Unfortunately, it’s also secure enough that it’s gotten on the wrong side of the Chinese government. China has reportedly banned the app in mainland China as of March 16, TechCrunch reports. This is one day after its website was blocked in the country.

China works to circumvent iOS 14.5’s App Tracking Transparency


Your iPhone will soon offer a bit more privacy.
Apple is making it tougher for apps to track users.
Graphic: Apple

China’s state-backed China Advertising Association is already looking for ways to get around Apple’s upcoming App Tracking Transparency feature, the Financial Times reported Tuesday.

The organization’s approach reportedly involves something called a “CAID.” This can supposedly act as an alternative means of tracking users to the iPhone’s ad identifier, or IDFA. TikTok parent company ByteDance issued a guide for app developers that describes how marketers “can use CAID as a substitute if the user’s IDFA is unavailable.”

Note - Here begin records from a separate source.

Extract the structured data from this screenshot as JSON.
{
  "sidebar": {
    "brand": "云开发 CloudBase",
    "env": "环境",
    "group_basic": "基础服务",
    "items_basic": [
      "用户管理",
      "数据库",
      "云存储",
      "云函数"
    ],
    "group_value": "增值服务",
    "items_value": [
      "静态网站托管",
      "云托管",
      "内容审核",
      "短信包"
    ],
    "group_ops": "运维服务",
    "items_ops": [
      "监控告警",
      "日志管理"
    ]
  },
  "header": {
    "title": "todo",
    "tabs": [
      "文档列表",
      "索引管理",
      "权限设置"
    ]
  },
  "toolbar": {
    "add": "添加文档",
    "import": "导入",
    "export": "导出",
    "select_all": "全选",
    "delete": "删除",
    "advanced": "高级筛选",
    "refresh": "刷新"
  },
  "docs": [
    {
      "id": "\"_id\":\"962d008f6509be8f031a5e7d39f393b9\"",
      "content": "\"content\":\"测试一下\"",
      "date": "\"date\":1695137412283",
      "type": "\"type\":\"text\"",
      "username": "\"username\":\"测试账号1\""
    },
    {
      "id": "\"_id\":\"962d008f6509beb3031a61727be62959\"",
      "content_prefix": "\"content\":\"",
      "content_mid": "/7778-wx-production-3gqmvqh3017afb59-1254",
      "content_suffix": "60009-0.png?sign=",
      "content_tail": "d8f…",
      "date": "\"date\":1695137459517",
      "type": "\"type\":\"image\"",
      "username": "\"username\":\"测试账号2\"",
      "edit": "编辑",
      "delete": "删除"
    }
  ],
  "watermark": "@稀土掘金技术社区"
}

Apple expanding iPhone, iPad, Mac manufacturing outside China


Apple's relationship with Foxconn on the rocks
Tim Cook meeting a worker on the iPhone production line.
Photo: Apple

For years, China has been Apple’s biggest manufacturing hub for building its devices. But that’s now changing, with a report Wednesday claiming that Apple is “ramping up” production of iPhones, iPads, Macs, and other products in other parts of the world.

This is an attempt by Apple to diversify manufacturing beyond China, following trade tensions between the U.S. and China in recent years.

Apple removes massive 39,000 games from App Store in China


App Store image
All but 74 of the top 1,500 games vanished.
Photo: James Yarema/Unsplash CC

The App Store in China had its biggest single-day removal of apps ever — with a massive 39,000 games given the boot by Apple on Thursday alone. This is as a result of Chinese laws stating that all game publishers must obtain a special license in order to distribute their titles.

According to research firm Qimai, only 74 of the top 1,500 games in the App Store survived the massive app bloodbath. Major titles that vanished included the likes of Assassin’s Creed Identity and NBA 2K20.

Apple boots 94,000 games from China App Store in 2020


AllOfUS says Apple helps censorship in China
The challenges of doing business in China.
Photo: AllOfUs

Apple removed approximately 94,000 games from the App Store in China during 2020, The Wall Street Journal reports. This is a significantly larger number than last year’s tally of 25,000 games removed.

The escalation comes as China works harder to clamp down on illegal content on mobile platforms. The WSJ says the larger number illustrates Apple’s “vulnerability to state pressure” on its business.